The Arctic Circle is the northernmost part of the world and home to the North Pole. You may be surprised to know that this area actually includes parts of countries like Russia, Greenland, Norway, Sweden and even The United States!
But what is life like in the Arctic for the people and animals who live there? My preschooler and I were on a mission with Junior Explorers to find out.
Junior Explorers teaches kids all about the different ecosystems and the animals who inhabit it thru monthly missions delivered right to your door. This months mission: The Arctic Biome.
Our mission packet contained collectable cards, figurines, stickers and even postcards to teach us all sorts of interesting facts about the Arctic Tundra Biome.
5 Facts About Life In The Arctic Habitat
- Temperatures reach 10 degrees celsius in summer and -50 degrees celsius in winters.
- Humans have been living in the Arctic for more than 40,000 years including the Inuit, Sami, Nenets, Khanty, Evenki and Chukchi.
- The North Pole really is the top of the world. If you’re standing at the North Pole, every direction you look is south.
- No trees can grow in the Arctic but it’s home to more than 400 flowers and 17,000 plants.
- Spring and Summer are short lasting only between 50-60 days.
10 Facts About The Animals Who Live In The Arctic Biome
The Arctic is the natural habitat of many animals including Lemming, Snowy Owl, Walrus, Arctic Fox and Polar Bear.
- The Polar Bear is the largest land carnivore and can smell food up to 20 miles. Despite it’s size, this athletic animal swims 6mph and can swim up to 30 miles at a time.
- The Artic Wolf can live up to 10 years and weighs 75-120 lbs. It has a top speed of 46 mph and lives in total darkness for 2-5 months a year.
- The Arctic Wolf actually grows a second layer of fur while the Arctic Fox has fur that changes color with the seasons.
- The Ringed Seal can swim even faster than a polar bear at 16 mph and is the smallest of seal species weighing in at 110-150 lbs and growing up to 4.5 ft in length.
- Snowy Owls can fly at speeds of up to 30mph. To sustain nourishment they dine on Lemmings.

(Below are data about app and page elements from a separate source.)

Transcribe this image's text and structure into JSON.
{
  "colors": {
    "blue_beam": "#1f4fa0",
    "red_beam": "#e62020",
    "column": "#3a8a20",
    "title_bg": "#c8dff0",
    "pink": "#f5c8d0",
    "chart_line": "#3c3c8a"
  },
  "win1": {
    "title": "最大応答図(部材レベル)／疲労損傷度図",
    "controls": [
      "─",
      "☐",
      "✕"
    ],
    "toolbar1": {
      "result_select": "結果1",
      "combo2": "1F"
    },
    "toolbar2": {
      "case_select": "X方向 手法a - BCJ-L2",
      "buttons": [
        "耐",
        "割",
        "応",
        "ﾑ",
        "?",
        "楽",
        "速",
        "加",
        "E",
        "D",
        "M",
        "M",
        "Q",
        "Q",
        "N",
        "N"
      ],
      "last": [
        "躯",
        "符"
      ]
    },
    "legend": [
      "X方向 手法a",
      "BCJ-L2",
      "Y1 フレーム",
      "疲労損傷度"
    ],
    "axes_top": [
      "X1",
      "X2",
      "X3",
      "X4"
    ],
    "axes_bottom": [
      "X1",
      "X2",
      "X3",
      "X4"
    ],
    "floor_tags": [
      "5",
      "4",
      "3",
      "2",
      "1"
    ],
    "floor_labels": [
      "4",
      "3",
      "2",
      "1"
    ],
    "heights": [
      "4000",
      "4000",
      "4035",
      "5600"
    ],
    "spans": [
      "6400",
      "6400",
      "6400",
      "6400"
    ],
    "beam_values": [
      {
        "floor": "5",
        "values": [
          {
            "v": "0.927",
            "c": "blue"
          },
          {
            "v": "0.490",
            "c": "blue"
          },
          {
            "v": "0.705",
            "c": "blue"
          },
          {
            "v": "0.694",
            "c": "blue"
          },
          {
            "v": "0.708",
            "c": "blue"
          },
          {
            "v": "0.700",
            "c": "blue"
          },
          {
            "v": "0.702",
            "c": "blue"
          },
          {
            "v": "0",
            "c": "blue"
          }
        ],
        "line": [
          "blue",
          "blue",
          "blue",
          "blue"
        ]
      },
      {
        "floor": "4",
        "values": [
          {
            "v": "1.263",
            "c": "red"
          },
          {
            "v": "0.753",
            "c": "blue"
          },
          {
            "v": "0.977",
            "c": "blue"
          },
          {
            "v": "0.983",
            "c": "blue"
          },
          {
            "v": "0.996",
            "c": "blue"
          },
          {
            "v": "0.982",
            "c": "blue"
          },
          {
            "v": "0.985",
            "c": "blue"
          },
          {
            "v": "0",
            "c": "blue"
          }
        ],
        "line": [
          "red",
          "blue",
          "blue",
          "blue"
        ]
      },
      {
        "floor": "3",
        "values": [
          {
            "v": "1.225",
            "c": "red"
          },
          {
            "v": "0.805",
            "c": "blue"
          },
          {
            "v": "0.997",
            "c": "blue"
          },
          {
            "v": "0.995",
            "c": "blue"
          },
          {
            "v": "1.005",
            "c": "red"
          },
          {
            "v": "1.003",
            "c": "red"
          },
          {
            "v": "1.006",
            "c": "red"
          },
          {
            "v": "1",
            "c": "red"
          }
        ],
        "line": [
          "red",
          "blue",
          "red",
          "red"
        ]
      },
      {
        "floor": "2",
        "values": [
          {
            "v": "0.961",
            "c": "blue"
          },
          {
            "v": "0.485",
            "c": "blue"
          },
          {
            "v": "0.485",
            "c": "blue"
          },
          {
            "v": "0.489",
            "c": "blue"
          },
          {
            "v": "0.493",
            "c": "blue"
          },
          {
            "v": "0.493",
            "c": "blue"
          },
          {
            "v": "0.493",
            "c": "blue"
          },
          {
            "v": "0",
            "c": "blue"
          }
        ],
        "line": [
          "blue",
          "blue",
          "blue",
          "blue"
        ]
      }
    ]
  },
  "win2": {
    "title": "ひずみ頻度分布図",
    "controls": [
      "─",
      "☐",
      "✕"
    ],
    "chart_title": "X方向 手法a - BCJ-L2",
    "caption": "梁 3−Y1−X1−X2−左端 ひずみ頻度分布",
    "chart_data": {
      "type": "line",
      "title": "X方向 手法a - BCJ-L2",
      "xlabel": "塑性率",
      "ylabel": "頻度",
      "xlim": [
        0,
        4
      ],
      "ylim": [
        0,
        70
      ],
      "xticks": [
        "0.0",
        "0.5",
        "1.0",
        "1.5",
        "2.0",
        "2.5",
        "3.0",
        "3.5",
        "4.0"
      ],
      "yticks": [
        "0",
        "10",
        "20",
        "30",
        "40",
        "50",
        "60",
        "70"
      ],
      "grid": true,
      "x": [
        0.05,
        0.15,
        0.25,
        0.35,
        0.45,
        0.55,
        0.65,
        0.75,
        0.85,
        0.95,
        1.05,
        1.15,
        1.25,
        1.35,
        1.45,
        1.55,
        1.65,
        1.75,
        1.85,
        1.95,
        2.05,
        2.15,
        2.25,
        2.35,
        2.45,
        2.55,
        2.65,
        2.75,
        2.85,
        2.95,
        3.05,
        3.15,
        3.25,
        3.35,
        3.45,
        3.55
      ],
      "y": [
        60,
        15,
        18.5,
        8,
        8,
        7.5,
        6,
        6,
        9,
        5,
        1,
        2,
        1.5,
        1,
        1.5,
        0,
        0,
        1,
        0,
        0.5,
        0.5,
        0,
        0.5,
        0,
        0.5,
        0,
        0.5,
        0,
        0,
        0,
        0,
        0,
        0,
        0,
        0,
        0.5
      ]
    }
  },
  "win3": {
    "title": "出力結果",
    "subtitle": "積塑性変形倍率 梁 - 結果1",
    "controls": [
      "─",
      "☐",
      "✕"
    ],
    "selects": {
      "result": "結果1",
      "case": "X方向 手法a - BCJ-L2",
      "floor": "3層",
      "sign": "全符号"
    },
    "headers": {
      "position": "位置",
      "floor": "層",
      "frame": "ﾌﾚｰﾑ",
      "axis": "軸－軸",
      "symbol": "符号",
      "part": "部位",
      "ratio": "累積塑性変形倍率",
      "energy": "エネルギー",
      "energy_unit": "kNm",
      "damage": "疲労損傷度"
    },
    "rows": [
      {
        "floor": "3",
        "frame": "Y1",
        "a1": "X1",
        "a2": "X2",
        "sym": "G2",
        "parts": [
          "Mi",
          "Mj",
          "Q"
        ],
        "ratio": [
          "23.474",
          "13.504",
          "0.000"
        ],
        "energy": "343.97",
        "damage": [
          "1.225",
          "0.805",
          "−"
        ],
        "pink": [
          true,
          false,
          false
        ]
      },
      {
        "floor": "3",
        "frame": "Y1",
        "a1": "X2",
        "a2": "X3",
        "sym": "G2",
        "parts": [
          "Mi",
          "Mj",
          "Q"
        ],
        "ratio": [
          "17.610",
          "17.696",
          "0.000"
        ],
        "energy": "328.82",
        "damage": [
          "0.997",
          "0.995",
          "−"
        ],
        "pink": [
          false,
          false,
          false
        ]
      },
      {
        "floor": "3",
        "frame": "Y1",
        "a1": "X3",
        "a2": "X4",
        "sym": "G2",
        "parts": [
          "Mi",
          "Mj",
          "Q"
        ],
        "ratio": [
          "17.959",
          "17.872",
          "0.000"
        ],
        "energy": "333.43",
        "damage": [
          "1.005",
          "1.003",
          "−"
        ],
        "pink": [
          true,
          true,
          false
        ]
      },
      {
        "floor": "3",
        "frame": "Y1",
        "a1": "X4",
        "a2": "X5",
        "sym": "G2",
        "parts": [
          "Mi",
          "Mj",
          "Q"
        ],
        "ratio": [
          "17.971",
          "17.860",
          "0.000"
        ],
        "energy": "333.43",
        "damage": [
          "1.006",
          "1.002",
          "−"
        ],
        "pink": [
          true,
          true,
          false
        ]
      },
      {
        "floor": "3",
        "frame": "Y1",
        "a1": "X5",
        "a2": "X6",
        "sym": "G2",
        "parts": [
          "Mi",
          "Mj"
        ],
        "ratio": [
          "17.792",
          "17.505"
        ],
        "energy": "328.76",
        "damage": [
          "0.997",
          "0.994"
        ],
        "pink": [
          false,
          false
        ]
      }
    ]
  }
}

In fact, a single Snowy Owl eats about 1,600 Lemmings at year!
- Because there are no trees in the Arctic, the Snowy Owl (also known as the Arctic Owl or Great White Owl) builds it’s nest on the ground.
- Beluga Whales hold the title of world’s only white whale and are called “Sea Canaries” because of their loud sound.
- The Beluga Whale weighs up to 3307 lbs and grows to be 9.8-15.1 feet long.
- The Arctic Fox has the thickest fur among Arctic Animals and as such it can endure temperatures as low as 45.5 degrees celsius.
- Some animals, like the Arctic Fox, use their dense fur to keep warm while others, like the Walrus, have a thick layer of blubber to keep them warm.
The mission continues online with Kia and Kyle, two explorers that lead kids across the globe to the Arctic where we navigate a series of obstacles, games and fun quizzes.
But the best part of Junior Explorers is that it allows kids to contribute to conservancy as they earn points that get converted to dollars at the end of every mission.
Kids can even choose which nonprofits, such as World Wildlife Fund and the Nature Conservancy, receive their donation.
We received a trial of Junior Explorers to facilitate this article, all opinions are my own.